For more than a decade, Northwest and KLM have operated a joint venture linking KLM's Amsterdam hub to a slew of North American cities. The airlines are also able to sell tickets on each other's connecting flights, giving their customers more choices. The alliance, under which the airlines split all costs and all revenue, adds more than $2 billion a year to the partners' combined revenue, according to the
The partnership, under which the two airlines share sensitive pricing information, has long enjoyed antitrust immunity from the U.S. government. But that could change, because
purchased KLM in May 2004, and Air France already had a trans-Atlantic partnership with Northwest rival

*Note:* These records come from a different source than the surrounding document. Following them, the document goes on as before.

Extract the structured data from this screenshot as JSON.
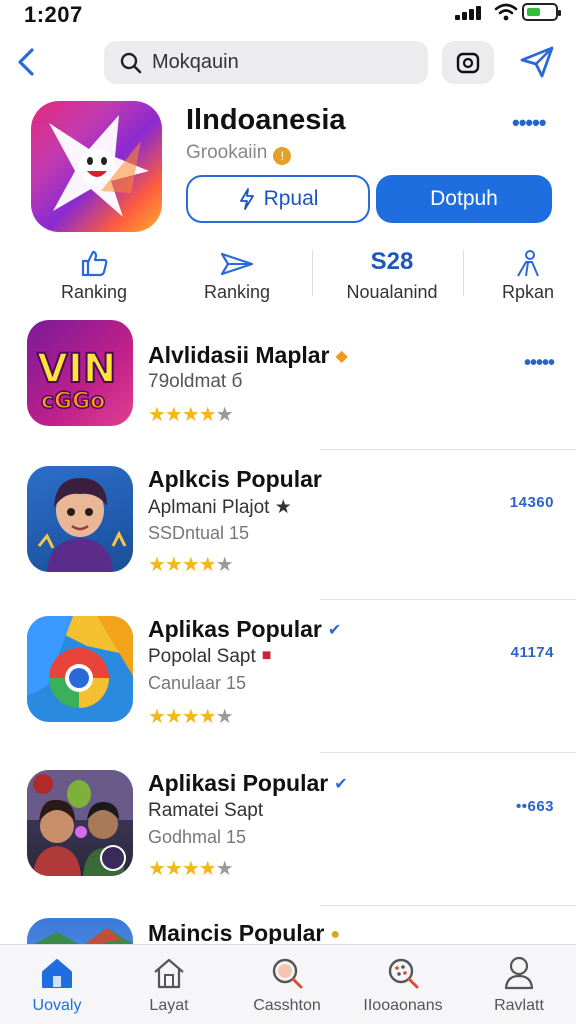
{
  "status_bar": {
    "time": "1:207"
  },
  "nav": {
    "search_text": "Mokqauin"
  },
  "app": {
    "title": "Ilndoanesia",
    "subtitle": "Grookaiin",
    "btn_secondary": "Rpual",
    "btn_primary": "Dotpuh",
    "more": "•••••"
  },
  "stats": [
    {
      "icon": "thumbs-up-icon",
      "value": "",
      "label": "Ranking"
    },
    {
      "icon": "paper-plane-icon",
      "value": "",
      "label": "Ranking"
    },
    {
      "icon": "",
      "value": "S28",
      "label": "Noualanind"
    },
    {
      "icon": "person-icon",
      "value": "",
      "label": "Rpkan"
    }
  ],
  "list": [
    {
      "icon": "vin-game-icon",
      "title": "Alvlidasiі Maplar",
      "line2": "79oldmat б",
      "line3": "",
      "right": "•••••",
      "rating": 4,
      "badge": "orange-shield-icon"
    },
    {
      "icon": "avatar-app-icon",
      "title": "Aplkcis Popular",
      "line2": "Aplmani Plajot ★",
      "line3": "SSDntual 15",
      "right": "14360",
      "rating": 4,
      "badge": ""
    },
    {
      "icon": "chrome-style-icon",
      "title": "Aplikas Popular",
      "line2": "Popolal Sapt",
      "line3": "Canulaar 15",
      "right": "41174",
      "rating": 4,
      "badge": "blue-check-icon"
    },
    {
      "icon": "photo-app-icon",
      "title": "Aplikasi Popular",
      "line2": "Ramatei Sapt",
      "line3": "Godhmal 15",
      "right": "••663",
      "rating": 4,
      "badge": "blue-check-icon"
    },
    {
      "icon": "landscape-app-icon",
      "title": "Maincis Popular",
      "line2": "",
      "line3": "",
      "right": "",
      "rating": 0,
      "badge": "gold-badge-icon"
    }
  ],
  "tabs": [
    {
      "label": "Uovaly",
      "icon": "home-icon",
      "active": true
    },
    {
      "label": "Layat",
      "icon": "house-outline-icon",
      "active": false
    },
    {
      "label": "Casshton",
      "icon": "search-icon",
      "active": false
    },
    {
      "label": "IIooaonans",
      "icon": "search-dots-icon",
      "active": false
    },
    {
      "label": "Ravlatt",
      "icon": "person-icon",
      "active": false
    }
  ],
  "colors": {
    "accent": "#1f6ee0",
    "star": "#f4b71a"
  }
}
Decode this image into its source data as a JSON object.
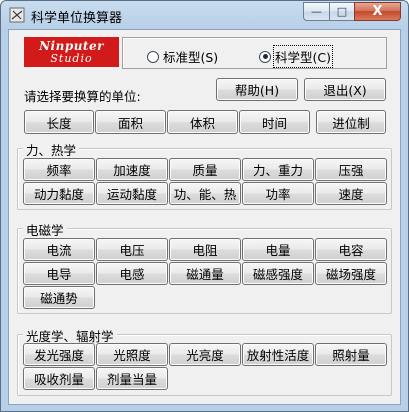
{
  "window": {
    "title": "科学单位换算器",
    "close_glyph": "X",
    "min_glyph": "—",
    "max_glyph": "□"
  },
  "logo": {
    "line1": "Ninputer",
    "line2": "Studio"
  },
  "mode": {
    "standard_label": "标准型(S)",
    "scientific_label": "科学型(C)",
    "selected": "scientific"
  },
  "prompt": "请选择要换算的单位:",
  "actions": {
    "help": "帮助(H)",
    "exit": "退出(X)"
  },
  "basic_units": [
    "长度",
    "面积",
    "体积",
    "时间",
    "进位制"
  ],
  "groups": [
    {
      "label": "力、热学",
      "items": [
        "频率",
        "加速度",
        "质量",
        "力、重力",
        "压强",
        "动力黏度",
        "运动黏度",
        "功、能、热",
        "功率",
        "速度"
      ]
    },
    {
      "label": "电磁学",
      "items": [
        "电流",
        "电压",
        "电阻",
        "电量",
        "电容",
        "电导",
        "电感",
        "磁通量",
        "磁感强度",
        "磁场强度",
        "磁通势"
      ]
    },
    {
      "label": "光度学、辐射学",
      "items": [
        "发光强度",
        "光照度",
        "光亮度",
        "放射性活度",
        "照射量",
        "吸收剂量",
        "剂量当量"
      ]
    }
  ],
  "colors": {
    "logo_red": "#d21a1a",
    "close_red": "#c4482b",
    "titlebar": "#b7cfe8"
  }
}
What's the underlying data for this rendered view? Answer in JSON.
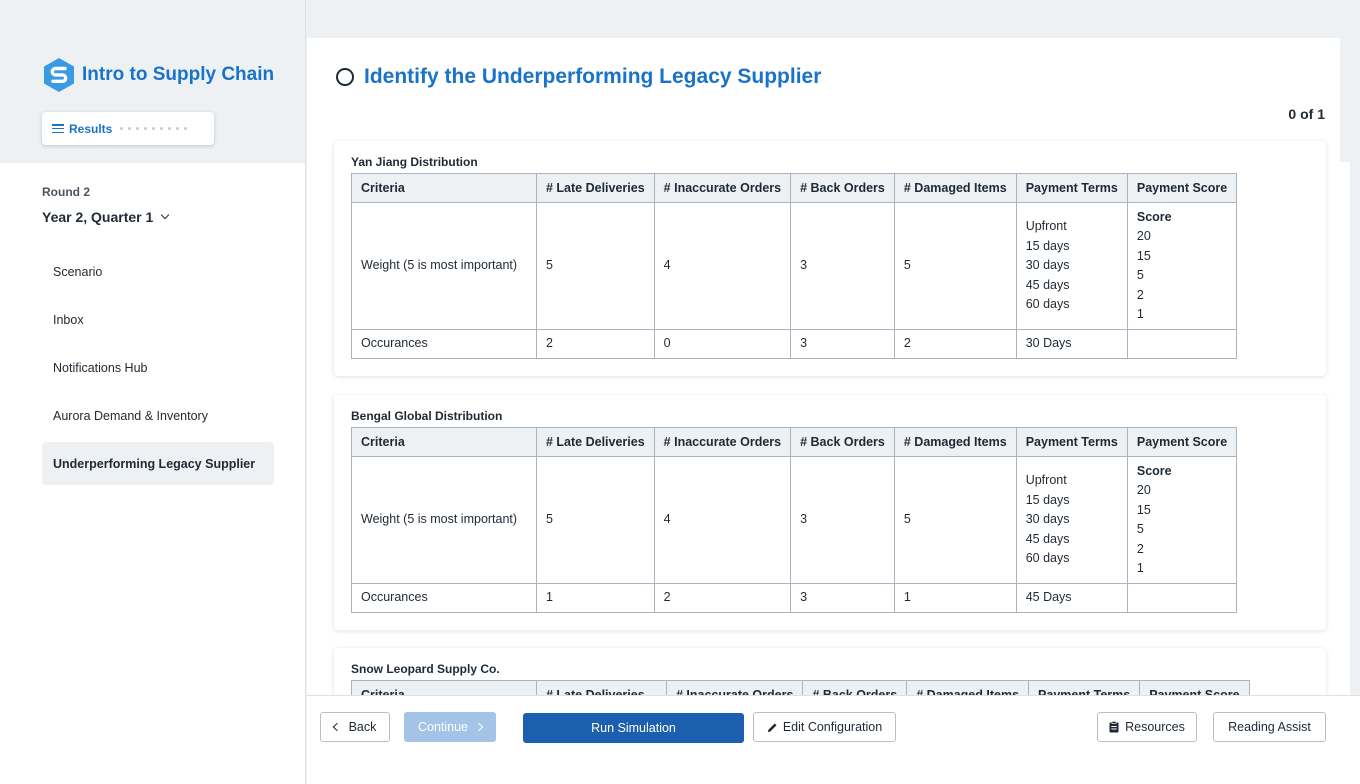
{
  "sidebar": {
    "brand_title": "Intro to Supply Chain",
    "results_label": "Results",
    "round_label": "Round 2",
    "quarter_label": "Year 2, Quarter 1",
    "items": [
      {
        "label": "Scenario"
      },
      {
        "label": "Inbox"
      },
      {
        "label": "Notifications Hub"
      },
      {
        "label": "Aurora Demand & Inventory"
      },
      {
        "label": "Underperforming Legacy Supplier"
      }
    ]
  },
  "main": {
    "title": "Identify the Underperforming Legacy Supplier",
    "counter": "0 of 1",
    "columns": [
      "Criteria",
      "# Late Deliveries",
      "# Inaccurate Orders",
      "# Back Orders",
      "# Damaged Items",
      "Payment Terms",
      "Payment Score"
    ],
    "weight_label": "Weight (5 is most important)",
    "occurrences_label": "Occurances",
    "weights": [
      "5",
      "4",
      "3",
      "5"
    ],
    "payment_terms": [
      "Upfront",
      "15 days",
      "30 days",
      "45 days",
      "60 days"
    ],
    "score_head": "Score",
    "scores": [
      "20",
      "15",
      "5",
      "2",
      "1"
    ],
    "suppliers": [
      {
        "name": "Yan Jiang Distribution",
        "occurrences": [
          "2",
          "0",
          "3",
          "2"
        ],
        "terms": "30 Days"
      },
      {
        "name": "Bengal Global Distribution",
        "occurrences": [
          "1",
          "2",
          "3",
          "1"
        ],
        "terms": "45 Days"
      },
      {
        "name": "Snow Leopard Supply Co."
      }
    ]
  },
  "footer": {
    "back_label": "Back",
    "continue_label": "Continue",
    "run_label": "Run Simulation",
    "edit_label": "Edit Configuration",
    "resources_label": "Resources",
    "reading_label": "Reading Assist"
  },
  "colors": {
    "accent": "#1a73c8",
    "primary_button": "#1c5fae",
    "disabled_button": "#a3c4e6",
    "table_header": "#eef1f4"
  }
}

Delta Air Lines
Regulators may frown upon a three-sided trans-Atlantic alliance involving two American carriers.
Northwest spokesman Kurt Ebenhoch acknowledged the airline's joint venture with KLM could be affected if regulators don't grant a request for antitrust immunity that Northwest, KLM, Air France and other airlines that are members of the broader SkyTeam alliance filed last September.
Still, Ebenhoch said various parties have supported the request, including all of Northwest's hub airports and large corporate customers such as
The issue comes into the spotlight as Northwest continues to struggle to reduce labor costs and persuade lawmakers to give it and other airlines more time to fund their pension plans. Both Northwest and Delta have warned they may have to file for bankruptcy if Congress doesn't give them such an extension.